Shyam Saran, former foreign secretary of India, said the efforts needed to continue as NSG membership will help India influence the future course of the multinational body's guidelines and policies. It will help safeguard the country's interest within the emerging nuclear regime.
India should not regard this as a dead end but continue to engage in "active diplomacy" to drum up more support, including with China, in the following weeks and months, he told First Post. He added that China would not want to scuttle the relationship it has built with India on many converging areas of interest.
The Times of India noted in a report that China's adamancy might dilute the value Indian government holds for regional blocs like BRICS, RIC or even BASIC, where both the countries have collaborated. It noted that in the present case, Chinese refusal of request by Indian head of the government may have consequences for its relationship with Beijing.
With Russia's full-fledged support for India's membership coming as late as Friday morning, India now has the backing of four of the five permanent members of the United Nation Security Council (UNSC).
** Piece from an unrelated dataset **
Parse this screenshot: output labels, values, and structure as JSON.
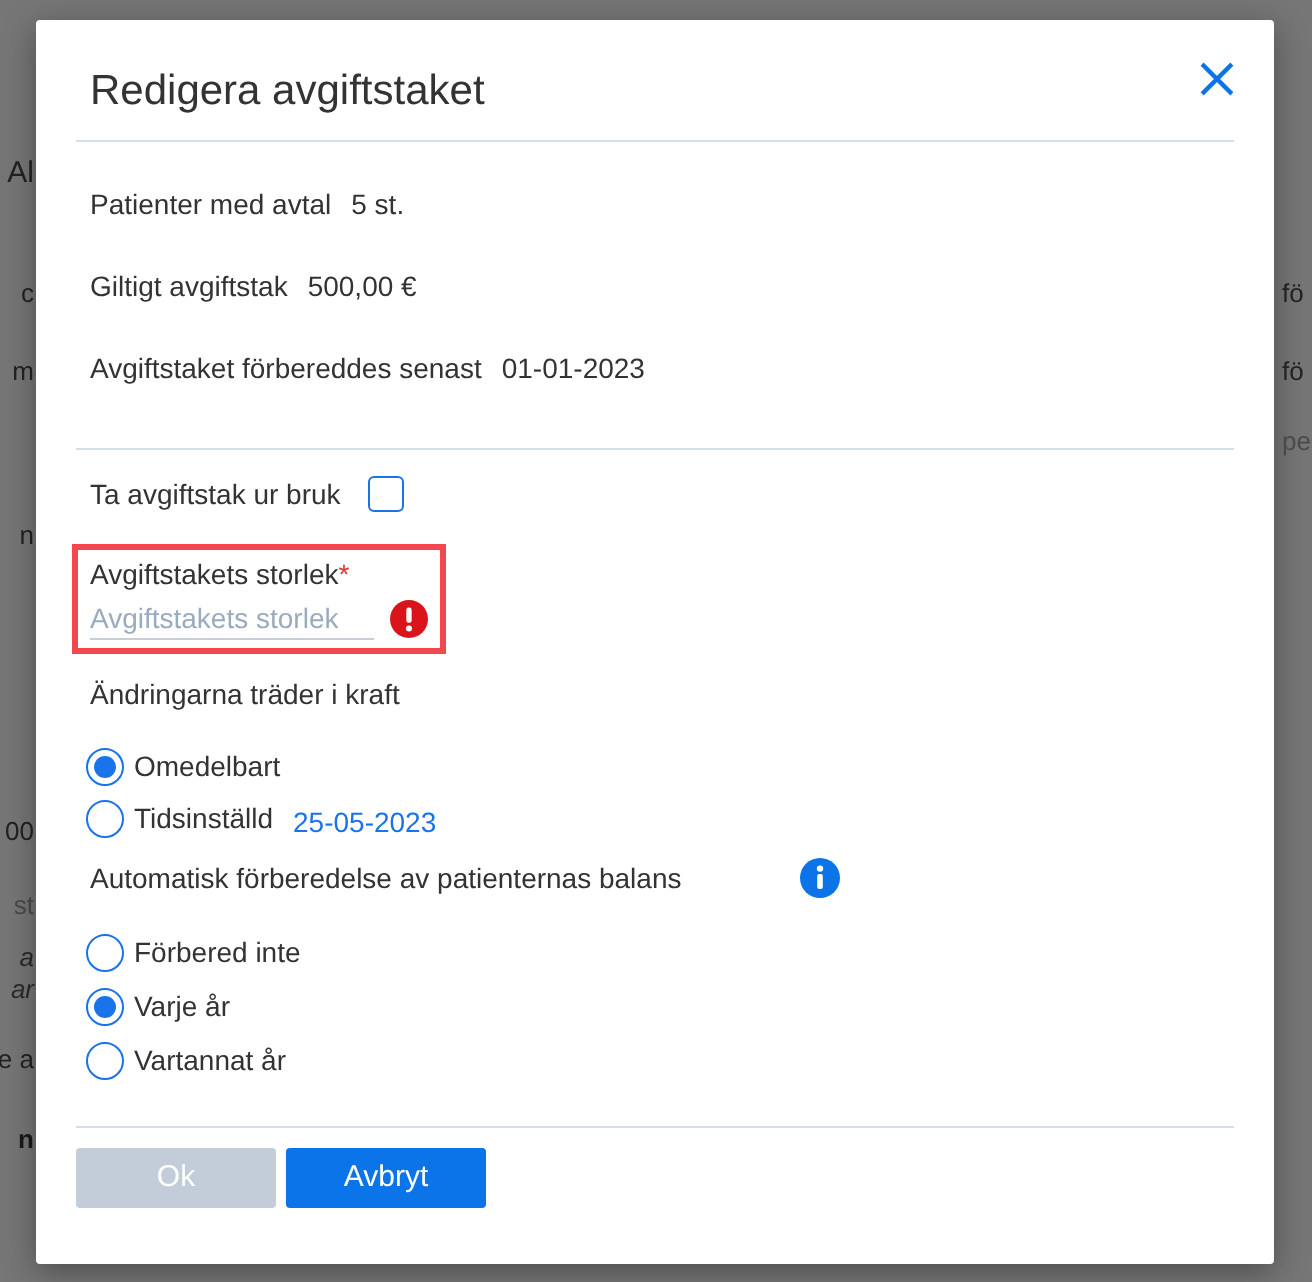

It highlights that with the U.S., Britain and France all backing India, China would remain answerable at the next meeting. The developments at Seoul could also set two of Asia's most potential global powers against each other.